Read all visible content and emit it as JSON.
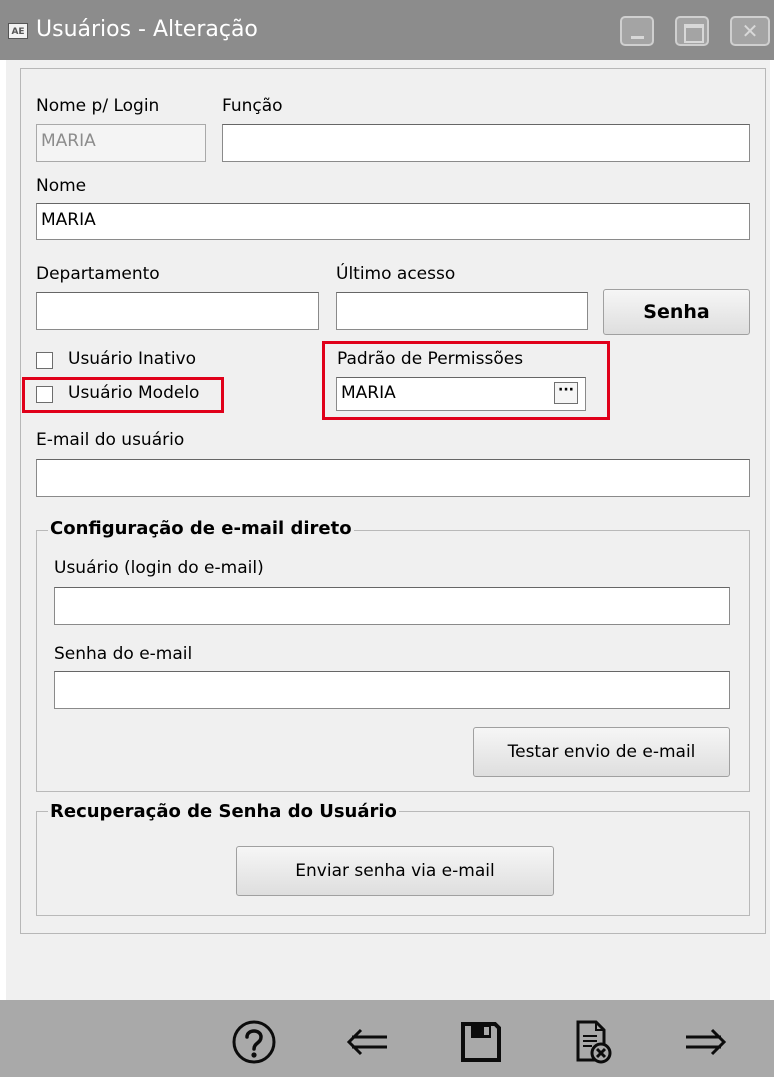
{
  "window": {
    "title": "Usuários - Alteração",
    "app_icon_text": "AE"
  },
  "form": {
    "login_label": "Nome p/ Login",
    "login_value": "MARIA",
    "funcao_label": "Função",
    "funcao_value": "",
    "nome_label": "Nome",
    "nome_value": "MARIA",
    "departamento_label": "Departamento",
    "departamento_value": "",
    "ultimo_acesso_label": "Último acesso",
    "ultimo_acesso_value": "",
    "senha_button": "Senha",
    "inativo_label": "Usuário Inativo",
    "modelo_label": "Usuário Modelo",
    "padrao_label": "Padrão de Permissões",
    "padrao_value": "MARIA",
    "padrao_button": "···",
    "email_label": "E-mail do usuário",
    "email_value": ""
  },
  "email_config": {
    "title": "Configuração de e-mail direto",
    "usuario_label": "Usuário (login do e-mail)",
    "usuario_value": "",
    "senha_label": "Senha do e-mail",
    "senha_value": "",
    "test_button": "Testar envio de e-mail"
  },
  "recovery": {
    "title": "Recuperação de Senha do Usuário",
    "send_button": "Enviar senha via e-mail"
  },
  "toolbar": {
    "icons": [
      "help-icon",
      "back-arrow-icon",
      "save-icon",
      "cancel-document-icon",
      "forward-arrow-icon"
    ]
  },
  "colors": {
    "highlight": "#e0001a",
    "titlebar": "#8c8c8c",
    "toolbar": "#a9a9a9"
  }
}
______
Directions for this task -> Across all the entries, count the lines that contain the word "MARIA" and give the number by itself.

Response area -> 3